[Data items]
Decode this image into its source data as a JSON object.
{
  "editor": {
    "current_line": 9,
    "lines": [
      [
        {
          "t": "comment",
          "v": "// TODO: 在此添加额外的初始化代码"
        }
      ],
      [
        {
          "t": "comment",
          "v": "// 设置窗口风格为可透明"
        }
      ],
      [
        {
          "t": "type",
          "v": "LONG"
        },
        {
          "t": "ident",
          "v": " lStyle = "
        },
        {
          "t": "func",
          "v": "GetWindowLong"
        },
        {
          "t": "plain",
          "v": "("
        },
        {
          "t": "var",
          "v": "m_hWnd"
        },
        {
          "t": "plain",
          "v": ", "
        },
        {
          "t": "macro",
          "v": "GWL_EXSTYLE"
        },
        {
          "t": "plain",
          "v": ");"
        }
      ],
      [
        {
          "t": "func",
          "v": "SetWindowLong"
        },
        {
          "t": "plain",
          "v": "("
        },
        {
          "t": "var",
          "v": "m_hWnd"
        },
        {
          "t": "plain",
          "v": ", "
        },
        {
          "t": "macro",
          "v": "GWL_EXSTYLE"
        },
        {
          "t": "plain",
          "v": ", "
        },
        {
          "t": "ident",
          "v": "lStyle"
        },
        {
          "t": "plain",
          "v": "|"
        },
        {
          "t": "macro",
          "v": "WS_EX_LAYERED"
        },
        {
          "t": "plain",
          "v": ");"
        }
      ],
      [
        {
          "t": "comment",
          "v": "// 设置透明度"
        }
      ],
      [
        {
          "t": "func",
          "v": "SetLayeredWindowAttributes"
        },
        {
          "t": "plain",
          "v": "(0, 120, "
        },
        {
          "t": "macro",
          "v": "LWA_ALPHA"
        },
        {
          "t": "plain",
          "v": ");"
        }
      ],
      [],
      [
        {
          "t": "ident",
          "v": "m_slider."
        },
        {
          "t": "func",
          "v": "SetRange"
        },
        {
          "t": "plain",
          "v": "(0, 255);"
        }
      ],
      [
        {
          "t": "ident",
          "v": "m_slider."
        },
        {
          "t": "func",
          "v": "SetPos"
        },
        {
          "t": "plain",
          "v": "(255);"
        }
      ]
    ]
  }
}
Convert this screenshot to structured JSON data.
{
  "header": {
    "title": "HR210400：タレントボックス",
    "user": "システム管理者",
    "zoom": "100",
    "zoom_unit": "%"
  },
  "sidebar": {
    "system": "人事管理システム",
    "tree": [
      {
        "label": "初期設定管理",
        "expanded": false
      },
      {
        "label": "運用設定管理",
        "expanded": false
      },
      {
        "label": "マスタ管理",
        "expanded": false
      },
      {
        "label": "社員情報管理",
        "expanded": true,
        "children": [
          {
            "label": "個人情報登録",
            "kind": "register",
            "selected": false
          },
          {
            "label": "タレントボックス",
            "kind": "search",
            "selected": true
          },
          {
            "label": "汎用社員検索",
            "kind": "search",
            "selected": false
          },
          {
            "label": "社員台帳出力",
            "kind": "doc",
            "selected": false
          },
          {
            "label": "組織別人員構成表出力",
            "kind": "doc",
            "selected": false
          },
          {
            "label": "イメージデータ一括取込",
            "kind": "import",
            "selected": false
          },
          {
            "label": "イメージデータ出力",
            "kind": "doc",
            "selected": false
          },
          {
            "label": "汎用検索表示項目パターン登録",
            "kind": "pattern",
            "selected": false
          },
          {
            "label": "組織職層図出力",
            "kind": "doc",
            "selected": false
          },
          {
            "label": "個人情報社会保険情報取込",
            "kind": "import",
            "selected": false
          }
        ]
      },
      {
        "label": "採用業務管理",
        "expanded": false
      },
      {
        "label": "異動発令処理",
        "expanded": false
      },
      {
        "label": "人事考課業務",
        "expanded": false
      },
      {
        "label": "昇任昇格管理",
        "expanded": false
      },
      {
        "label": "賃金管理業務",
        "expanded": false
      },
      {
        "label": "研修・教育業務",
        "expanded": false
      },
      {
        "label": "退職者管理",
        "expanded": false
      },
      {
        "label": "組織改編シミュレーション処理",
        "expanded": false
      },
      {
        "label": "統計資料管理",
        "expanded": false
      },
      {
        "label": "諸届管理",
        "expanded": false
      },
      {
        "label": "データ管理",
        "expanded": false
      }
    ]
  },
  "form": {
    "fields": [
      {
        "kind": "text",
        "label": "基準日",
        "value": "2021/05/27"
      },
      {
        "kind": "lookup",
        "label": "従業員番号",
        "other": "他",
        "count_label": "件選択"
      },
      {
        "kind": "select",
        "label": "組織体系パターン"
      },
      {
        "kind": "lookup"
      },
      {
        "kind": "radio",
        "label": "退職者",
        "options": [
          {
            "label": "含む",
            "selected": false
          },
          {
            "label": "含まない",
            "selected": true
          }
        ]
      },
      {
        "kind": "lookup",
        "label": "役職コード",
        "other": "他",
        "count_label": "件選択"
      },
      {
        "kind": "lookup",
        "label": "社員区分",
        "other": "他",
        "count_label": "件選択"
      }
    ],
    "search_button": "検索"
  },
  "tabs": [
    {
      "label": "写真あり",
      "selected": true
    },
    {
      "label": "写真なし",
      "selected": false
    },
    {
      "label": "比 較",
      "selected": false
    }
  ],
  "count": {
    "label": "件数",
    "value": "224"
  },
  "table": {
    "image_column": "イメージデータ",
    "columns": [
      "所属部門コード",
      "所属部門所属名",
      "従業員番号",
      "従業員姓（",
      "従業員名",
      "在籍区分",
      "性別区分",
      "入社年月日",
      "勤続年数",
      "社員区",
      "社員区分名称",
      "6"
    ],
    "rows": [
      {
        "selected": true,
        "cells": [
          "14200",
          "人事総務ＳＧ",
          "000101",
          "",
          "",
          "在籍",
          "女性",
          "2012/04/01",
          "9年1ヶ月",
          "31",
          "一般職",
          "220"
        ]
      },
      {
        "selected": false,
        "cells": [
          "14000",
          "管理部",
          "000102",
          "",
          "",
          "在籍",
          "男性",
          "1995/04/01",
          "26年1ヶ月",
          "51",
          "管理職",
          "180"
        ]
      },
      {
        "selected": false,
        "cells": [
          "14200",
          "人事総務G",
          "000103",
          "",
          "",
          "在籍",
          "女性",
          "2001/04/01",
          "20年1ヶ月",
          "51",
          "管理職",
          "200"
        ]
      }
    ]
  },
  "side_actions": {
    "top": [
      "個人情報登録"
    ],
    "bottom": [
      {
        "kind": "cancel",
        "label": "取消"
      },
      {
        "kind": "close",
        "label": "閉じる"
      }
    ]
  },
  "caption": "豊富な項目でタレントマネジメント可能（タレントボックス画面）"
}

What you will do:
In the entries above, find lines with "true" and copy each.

Result of this exercise:
        "expanded": true,
            "selected": true
            "selected": true
      "selected": true
        "selected": true,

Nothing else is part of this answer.